I love to visit other people’s gardens when I travel. Last fall the dahlias were six feet high in Monet’s garden at Giverny. I came away longing for one of those pretty arched green bridges — but of course we don’t have a water lily pond. I’m very fond, as well, of severely symmetrical French gardens with lots of boxwood. They’re super-high maintenance so it’s probably a good thing that we don’t have a place for one.
We have a tiny four square garden where I grow most of the herbs I use for summer cooking: lots of basils, including Thai and lemon varieties which are my favorites, four or five kinds of thyme, lemongrass, oregano, flat leaf Italian parsley, tarragon, lemon verbena, chives, rosemary, marjoram. And mint! I put it in (or on) everything: mojitos, watermelon and tomato salad, salt-roasted beets, Easter pavlova with ginger-lime curd, the cucumber raita which goes with grilled lamb kebabs. It’s so refreshing. B garnishes his most of his summer cocktails with mint.
Must have garden tools: Felco shears and a good shovel. A spool of twine for tying up roses and cucumber vines. Boots for squelching through the mud. And a shaker of vodka martinis for recovering at the end of the day.
The best garden advice I ever received came from Nancy Goodwin. I asked what she did when her antique roses weren’t in bloom. She answered, “My dear, I just look elsewhere in the garden.”
I’m especially proud of our Marseilles fig tree, Jefferson’s favorite. After 7 or 8 years of fitful growth, it finally produced a magnificent harvest. The figs are green outside, pale pink inside. But you have to pick them at the moment of peak ripeness, or they’ll taste like nothing at all. That means daily warfare with flocks of fig-loving birds. They hang out in the top branches, laughing at us.

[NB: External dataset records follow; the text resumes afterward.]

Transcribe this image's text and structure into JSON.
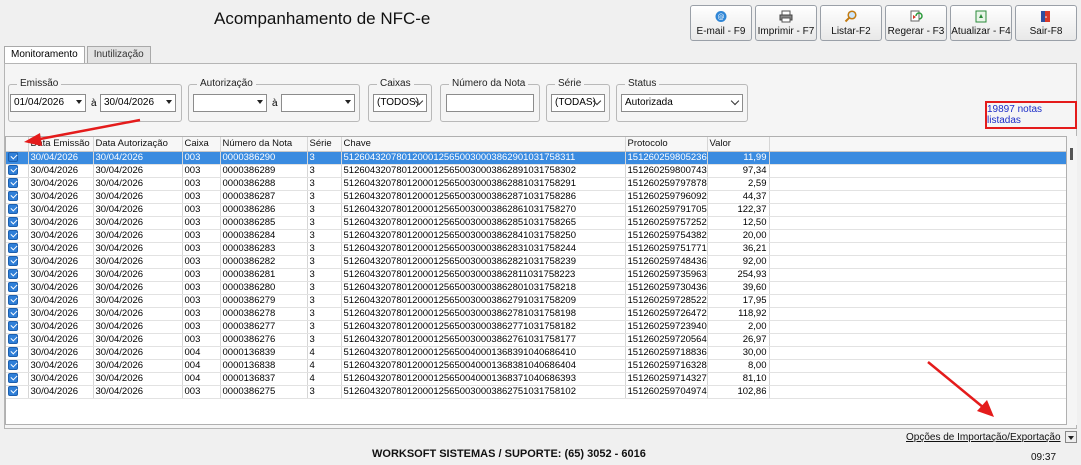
{
  "window": {
    "title": "Acompanhamento de NFC-e"
  },
  "toolbar": {
    "buttons": [
      {
        "label": "E-mail - F9",
        "icon": "email-icon"
      },
      {
        "label": "Imprimir - F7",
        "icon": "printer-icon"
      },
      {
        "label": "Listar-F2",
        "icon": "search-icon"
      },
      {
        "label": "Regerar - F3",
        "icon": "regenerate-icon"
      },
      {
        "label": "Atualizar - F4",
        "icon": "refresh-icon"
      },
      {
        "label": "Sair-F8",
        "icon": "exit-door-icon"
      }
    ]
  },
  "tabs": [
    {
      "label": "Monitoramento",
      "active": true
    },
    {
      "label": "Inutilização",
      "active": false
    }
  ],
  "filters": {
    "emissao": {
      "label": "Emissão",
      "from": "01/04/2026",
      "to": "30/04/2026",
      "sep": "à"
    },
    "autorizacao": {
      "label": "Autorização",
      "from": "",
      "to": "",
      "sep": "à"
    },
    "caixas": {
      "label": "Caixas",
      "value": "(TODOS)"
    },
    "numero_nota": {
      "label": "Número da Nota",
      "value": ""
    },
    "serie": {
      "label": "Série",
      "value": "(TODAS)"
    },
    "status": {
      "label": "Status",
      "value": "Autorizada"
    }
  },
  "count_label": "19897 notas listadas",
  "table": {
    "columns": [
      "Data Emissão",
      "Data Autorização",
      "Caixa",
      "Número da Nota",
      "Série",
      "Chave",
      "Protocolo",
      "Valor"
    ],
    "rows": [
      [
        "30/04/2026",
        "30/04/2026",
        "003",
        "0000386290",
        "3",
        "51260432078012000125650030003862901031758311",
        "151260259805236",
        "11,99"
      ],
      [
        "30/04/2026",
        "30/04/2026",
        "003",
        "0000386289",
        "3",
        "51260432078012000125650030003862891031758302",
        "151260259800743",
        "97,34"
      ],
      [
        "30/04/2026",
        "30/04/2026",
        "003",
        "0000386288",
        "3",
        "51260432078012000125650030003862881031758291",
        "151260259797878",
        "2,59"
      ],
      [
        "30/04/2026",
        "30/04/2026",
        "003",
        "0000386287",
        "3",
        "51260432078012000125650030003862871031758286",
        "151260259796092",
        "44,37"
      ],
      [
        "30/04/2026",
        "30/04/2026",
        "003",
        "0000386286",
        "3",
        "51260432078012000125650030003862861031758270",
        "151260259791705",
        "122,37"
      ],
      [
        "30/04/2026",
        "30/04/2026",
        "003",
        "0000386285",
        "3",
        "51260432078012000125650030003862851031758265",
        "151260259757252",
        "12,50"
      ],
      [
        "30/04/2026",
        "30/04/2026",
        "003",
        "0000386284",
        "3",
        "51260432078012000125650030003862841031758250",
        "151260259754382",
        "20,00"
      ],
      [
        "30/04/2026",
        "30/04/2026",
        "003",
        "0000386283",
        "3",
        "51260432078012000125650030003862831031758244",
        "151260259751771",
        "36,21"
      ],
      [
        "30/04/2026",
        "30/04/2026",
        "003",
        "0000386282",
        "3",
        "51260432078012000125650030003862821031758239",
        "151260259748436",
        "92,00"
      ],
      [
        "30/04/2026",
        "30/04/2026",
        "003",
        "0000386281",
        "3",
        "51260432078012000125650030003862811031758223",
        "151260259735963",
        "254,93"
      ],
      [
        "30/04/2026",
        "30/04/2026",
        "003",
        "0000386280",
        "3",
        "51260432078012000125650030003862801031758218",
        "151260259730436",
        "39,60"
      ],
      [
        "30/04/2026",
        "30/04/2026",
        "003",
        "0000386279",
        "3",
        "51260432078012000125650030003862791031758209",
        "151260259728522",
        "17,95"
      ],
      [
        "30/04/2026",
        "30/04/2026",
        "003",
        "0000386278",
        "3",
        "51260432078012000125650030003862781031758198",
        "151260259726472",
        "118,92"
      ],
      [
        "30/04/2026",
        "30/04/2026",
        "003",
        "0000386277",
        "3",
        "51260432078012000125650030003862771031758182",
        "151260259723940",
        "2,00"
      ],
      [
        "30/04/2026",
        "30/04/2026",
        "003",
        "0000386276",
        "3",
        "51260432078012000125650030003862761031758177",
        "151260259720564",
        "26,97"
      ],
      [
        "30/04/2026",
        "30/04/2026",
        "004",
        "0000136839",
        "4",
        "51260432078012000125650040001368391040686410",
        "151260259718836",
        "30,00"
      ],
      [
        "30/04/2026",
        "30/04/2026",
        "004",
        "0000136838",
        "4",
        "51260432078012000125650040001368381040686404",
        "151260259716328",
        "8,00"
      ],
      [
        "30/04/2026",
        "30/04/2026",
        "004",
        "0000136837",
        "4",
        "51260432078012000125650040001368371040686393",
        "151260259714327",
        "81,10"
      ],
      [
        "30/04/2026",
        "30/04/2026",
        "003",
        "0000386275",
        "3",
        "51260432078012000125650030003862751031758102",
        "151260259704974",
        "102,86"
      ]
    ]
  },
  "import_export_label": "Opções de Importação/Exportação",
  "footer_text": "WORKSOFT SISTEMAS / SUPORTE: (65) 3052 - 6016",
  "clock": "09:37",
  "colors": {
    "selection": "#3a8be0",
    "annotation_red": "#e41b1b",
    "count_text": "#1d2ec8"
  }
}
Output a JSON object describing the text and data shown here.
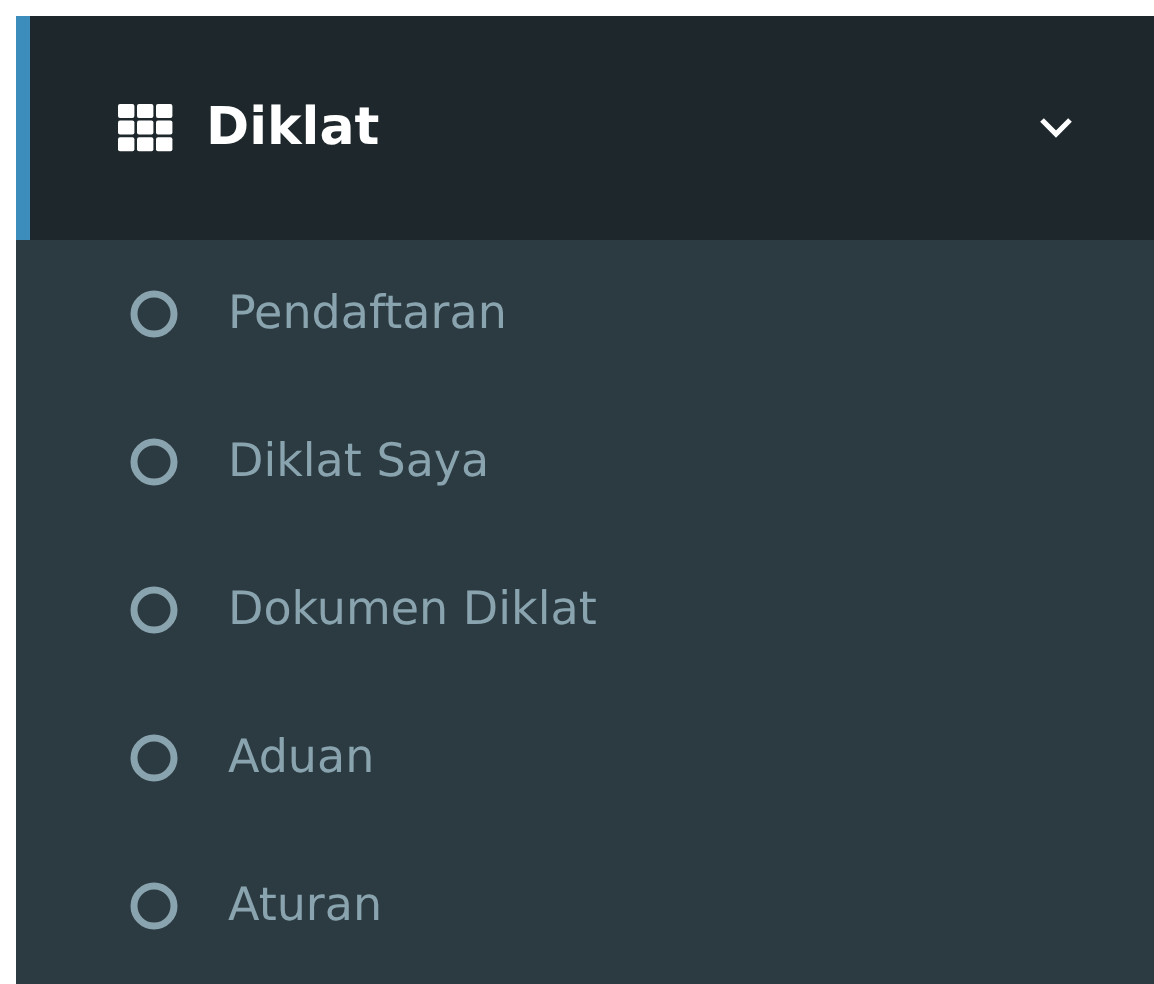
{
  "menu": {
    "label": "Diklat",
    "active": true,
    "expanded": true,
    "items": [
      {
        "label": "Pendaftaran"
      },
      {
        "label": "Diklat Saya"
      },
      {
        "label": "Dokumen Diklat"
      },
      {
        "label": "Aduan"
      },
      {
        "label": "Aturan"
      }
    ]
  }
}
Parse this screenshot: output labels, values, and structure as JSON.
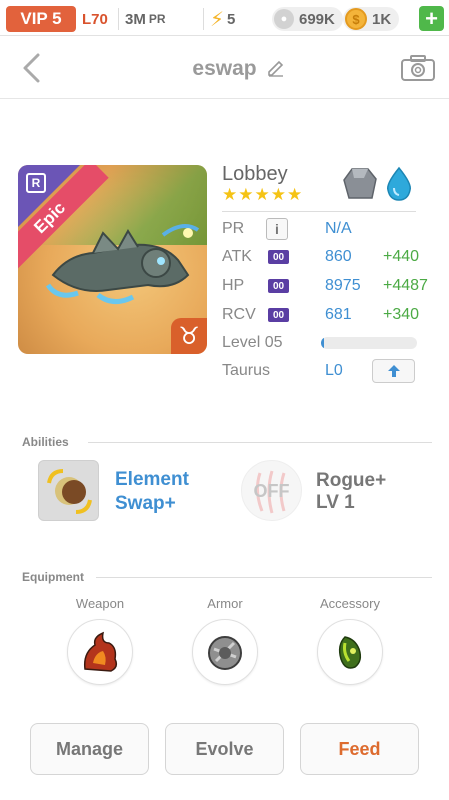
{
  "status_bar": {
    "vip": "VIP 5",
    "level": "L70",
    "pr_value": "3M",
    "pr_unit": "PR",
    "energy": "5",
    "paws": "699K",
    "coins": "1K",
    "plus": "+"
  },
  "nav": {
    "title": "eswap"
  },
  "card": {
    "rarity": "Epic",
    "rank_badge": "R",
    "zodiac_symbol": "♉"
  },
  "monster": {
    "name": "Lobbey",
    "stars": "★★★★★",
    "stats": {
      "pr": {
        "label": "PR",
        "value": "N/A"
      },
      "atk": {
        "label": "ATK",
        "value": "860",
        "bonus": "+440",
        "badge": "00"
      },
      "hp": {
        "label": "HP",
        "value": "8975",
        "bonus": "+4487",
        "badge": "00"
      },
      "rcv": {
        "label": "RCV",
        "value": "681",
        "bonus": "+340",
        "badge": "00"
      }
    },
    "level_label": "Level 05",
    "level_progress": 0.03,
    "sign": "Taurus",
    "sign_level": "L0"
  },
  "abilities": {
    "header": "Abilities",
    "ability1": {
      "line1": "Element",
      "line2": "Swap+"
    },
    "ability2": {
      "status": "OFF",
      "line1": "Rogue+",
      "line2": "LV 1"
    }
  },
  "equipment": {
    "header": "Equipment",
    "weapon": "Weapon",
    "armor": "Armor",
    "accessory": "Accessory"
  },
  "actions": {
    "manage": "Manage",
    "evolve": "Evolve",
    "feed": "Feed"
  },
  "colors": {
    "accent_blue": "#3f8fd2",
    "bonus_green": "#4caa45",
    "vip_orange": "#e2623c",
    "feed_orange": "#dd6b2e"
  }
}
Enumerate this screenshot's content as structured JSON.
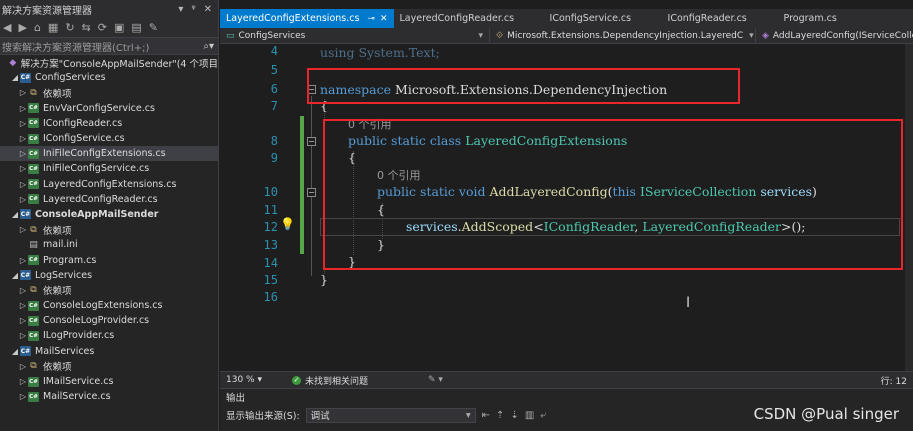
{
  "solution_explorer": {
    "title": "解决方案资源管理器",
    "search_placeholder": "搜索解决方案资源管理器(Ctrl+;)",
    "tree": [
      {
        "label": "解决方案\"ConsoleAppMailSender\"(4 个项目",
        "kind": "solution",
        "indent": 0,
        "arrow": ""
      },
      {
        "label": "ConfigServices",
        "kind": "project",
        "indent": 1,
        "arrow": "◢"
      },
      {
        "label": "依赖项",
        "kind": "dep",
        "indent": 2,
        "arrow": "▷"
      },
      {
        "label": "EnvVarConfigService.cs",
        "kind": "cs",
        "indent": 2,
        "arrow": "▷"
      },
      {
        "label": "IConfigReader.cs",
        "kind": "cs",
        "indent": 2,
        "arrow": "▷"
      },
      {
        "label": "IConfigService.cs",
        "kind": "cs",
        "indent": 2,
        "arrow": "▷"
      },
      {
        "label": "IniFileConfigExtensions.cs",
        "kind": "cs",
        "indent": 2,
        "arrow": "▷",
        "selected": true
      },
      {
        "label": "IniFileConfigService.cs",
        "kind": "cs",
        "indent": 2,
        "arrow": "▷"
      },
      {
        "label": "LayeredConfigExtensions.cs",
        "kind": "cs",
        "indent": 2,
        "arrow": "▷"
      },
      {
        "label": "LayeredConfigReader.cs",
        "kind": "cs",
        "indent": 2,
        "arrow": "▷"
      },
      {
        "label": "ConsoleAppMailSender",
        "kind": "project",
        "indent": 1,
        "arrow": "◢",
        "bold": true
      },
      {
        "label": "依赖项",
        "kind": "dep",
        "indent": 2,
        "arrow": "▷"
      },
      {
        "label": "mail.ini",
        "kind": "file",
        "indent": 2,
        "arrow": ""
      },
      {
        "label": "Program.cs",
        "kind": "cs",
        "indent": 2,
        "arrow": "▷"
      },
      {
        "label": "LogServices",
        "kind": "project",
        "indent": 1,
        "arrow": "◢"
      },
      {
        "label": "依赖项",
        "kind": "dep",
        "indent": 2,
        "arrow": "▷"
      },
      {
        "label": "ConsoleLogExtensions.cs",
        "kind": "cs",
        "indent": 2,
        "arrow": "▷"
      },
      {
        "label": "ConsoleLogProvider.cs",
        "kind": "cs",
        "indent": 2,
        "arrow": "▷"
      },
      {
        "label": "ILogProvider.cs",
        "kind": "cs",
        "indent": 2,
        "arrow": "▷"
      },
      {
        "label": "MailServices",
        "kind": "project",
        "indent": 1,
        "arrow": "◢"
      },
      {
        "label": "依赖项",
        "kind": "dep",
        "indent": 2,
        "arrow": "▷"
      },
      {
        "label": "IMailService.cs",
        "kind": "cs",
        "indent": 2,
        "arrow": "▷"
      },
      {
        "label": "MailService.cs",
        "kind": "cs",
        "indent": 2,
        "arrow": "▷"
      }
    ]
  },
  "tabs": [
    {
      "label": "LayeredConfigExtensions.cs",
      "active": true,
      "pin": "⊸",
      "close": "✕"
    },
    {
      "label": "LayeredConfigReader.cs"
    },
    {
      "label": "IConfigService.cs"
    },
    {
      "label": "IConfigReader.cs"
    },
    {
      "label": "Program.cs"
    }
  ],
  "nav": {
    "project": "ConfigServices",
    "namespace": "Microsoft.Extensions.DependencyInjection.LayeredC",
    "member": "AddLayeredConfig(IServiceCollection"
  },
  "editor": {
    "line_numbers": [
      "4",
      "5",
      "6",
      "7",
      "8",
      "9",
      "10",
      "11",
      "12",
      "13",
      "14",
      "15",
      "16"
    ],
    "refs_label_class": "0 个引用",
    "refs_label_method": "0 个引用",
    "line4": "using System.Text;",
    "line6_kw": "namespace",
    "line6_ns": "Microsoft.Extensions.DependencyInjection",
    "brace_open": "{",
    "brace_close": "}",
    "line8_kw": "public static class",
    "line8_type": "LayeredConfigExtensions",
    "line10_kw": "public static void",
    "line10_fn": "AddLayeredConfig",
    "line10_this": "this",
    "line10_type": "IServiceCollection",
    "line10_param": "services",
    "line12_obj": "services",
    "line12_fn": "AddScoped",
    "line12_t1": "IConfigReader",
    "line12_t2": "LayeredConfigReader"
  },
  "status": {
    "zoom": "130 %",
    "issues": "未找到相关问题",
    "position": "行: 12"
  },
  "output": {
    "title": "输出",
    "source_label": "显示输出来源(S):",
    "source_value": "调试"
  },
  "watermark": "CSDN @Pual singer",
  "colors": {
    "accent": "#007acc",
    "highlight_box": "#e8262b",
    "keyword": "#569cd6",
    "type": "#4ec9b0"
  }
}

My biggest failure is the apple arch in the herb garden. We planted four heirloom apple trees in the corners of the cross path about 10 years ago. The idea was to train the trees to grow over the rebar arch that our car repair guy made: They’d be beautiful in spring bloom, then produce lots of delicious old fashioned apples that would dangle from the branches in the fall. I think we’ve picked exactly 3 apples. This year the squirrels made off with the one and only before it ever ripened.
If I could wave my wand, I’d add an acre to our property. I’d plant a tiny orchard of fruit trees, put in a swimming pool and, oh yes, plop a cocktail-yoga pavilion in a clearing in the woods. Maybe build an outdoor kitchen for “smelly cooking” like the one I saw at K Karuna’ s house in Singapore. And create a meadow so our future fleet of springer spaniels could run to their hearts’ content. Make that two acres…